■ AIM OF THE EXERCISE
A word-for-word retyping of the listing is the goal.

Segment Start: SUPPLIED DATA

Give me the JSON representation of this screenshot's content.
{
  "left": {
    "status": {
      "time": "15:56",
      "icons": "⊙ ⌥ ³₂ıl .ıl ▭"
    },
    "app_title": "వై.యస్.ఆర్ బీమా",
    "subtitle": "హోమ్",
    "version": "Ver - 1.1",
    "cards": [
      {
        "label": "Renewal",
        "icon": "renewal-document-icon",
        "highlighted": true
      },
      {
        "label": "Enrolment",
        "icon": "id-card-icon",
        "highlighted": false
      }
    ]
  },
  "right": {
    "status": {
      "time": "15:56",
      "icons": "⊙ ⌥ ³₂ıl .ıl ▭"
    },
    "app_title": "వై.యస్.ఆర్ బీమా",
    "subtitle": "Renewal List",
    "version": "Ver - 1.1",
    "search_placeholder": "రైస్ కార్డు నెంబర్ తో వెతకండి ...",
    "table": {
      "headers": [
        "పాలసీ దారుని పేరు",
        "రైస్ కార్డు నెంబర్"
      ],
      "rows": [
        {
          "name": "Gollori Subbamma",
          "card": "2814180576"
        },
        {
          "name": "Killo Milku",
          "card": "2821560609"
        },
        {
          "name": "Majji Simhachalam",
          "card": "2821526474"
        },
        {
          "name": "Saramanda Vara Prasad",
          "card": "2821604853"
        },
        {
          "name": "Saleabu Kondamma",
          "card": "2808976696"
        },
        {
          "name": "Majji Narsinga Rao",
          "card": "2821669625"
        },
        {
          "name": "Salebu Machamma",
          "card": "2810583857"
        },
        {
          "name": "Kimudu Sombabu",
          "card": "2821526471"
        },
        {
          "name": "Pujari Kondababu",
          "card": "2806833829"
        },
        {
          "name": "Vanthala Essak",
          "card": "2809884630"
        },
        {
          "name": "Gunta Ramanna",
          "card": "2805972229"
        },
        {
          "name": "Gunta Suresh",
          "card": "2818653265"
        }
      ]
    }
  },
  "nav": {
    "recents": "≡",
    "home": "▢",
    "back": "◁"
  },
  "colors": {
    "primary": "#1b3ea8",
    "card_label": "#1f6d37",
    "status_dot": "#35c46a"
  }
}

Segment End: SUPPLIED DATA

■ SOLUTION
Give me the JSON representation of this screenshot's content.
{
  "left": {
    "status": {
      "time": "15:56",
      "icons": "⊙ ⌥ ³₂ıl .ıl ▭"
    },
    "app_title": "వై.యస్.ఆర్ బీమా",
    "subtitle": "హోమ్",
    "version": "Ver - 1.1",
    "cards": [
      {
        "label": "Renewal",
        "icon": "renewal-document-icon",
        "highlighted": true
      },
      {
        "label": "Enrolment",
        "icon": "id-card-icon",
        "highlighted": false
      }
    ]
  },
  "right": {
    "status": {
      "time": "15:56",
      "icons": "⊙ ⌥ ³₂ıl .ıl ▭"
    },
    "app_title": "వై.యస్.ఆర్ బీమా",
    "subtitle": "Renewal List",
    "version": "Ver - 1.1",
    "search_placeholder": "రైస్ కార్డు నెంబర్ తో వెతకండి ...",
    "table": {
      "headers": [
        "పాలసీ దారుని పేరు",
        "రైస్ కార్డు నెంబర్"
      ],
      "rows": [
        {
          "name": "Gollori Subbamma",
          "card": "2814180576"
        },
        {
          "name": "Killo Milku",
          "card": "2821560609"
        },
        {
          "name": "Majji Simhachalam",
          "card": "2821526474"
        },
        {
          "name": "Saramanda Vara Prasad",
          "card": "2821604853"
        },
        {
          "name": "Saleabu Kondamma",
          "card": "2808976696"
        },
        {
          "name": "Majji Narsinga Rao",
          "card": "2821669625"
        },
        {
          "name": "Salebu Machamma",
          "card": "2810583857"
        },
        {
          "name": "Kimudu Sombabu",
          "card": "2821526471"
        },
        {
          "name": "Pujari Kondababu",
          "card": "2806833829"
        },
        {
          "name": "Vanthala Essak",
          "card": "2809884630"
        },
        {
          "name": "Gunta Ramanna",
          "card": "2805972229"
        },
        {
          "name": "Gunta Suresh",
          "card": "2818653265"
        }
      ]
    }
  },
  "nav": {
    "recents": "≡",
    "home": "▢",
    "back": "◁"
  },
  "colors": {
    "primary": "#1b3ea8",
    "card_label": "#1f6d37",
    "status_dot": "#35c46a"
  }
}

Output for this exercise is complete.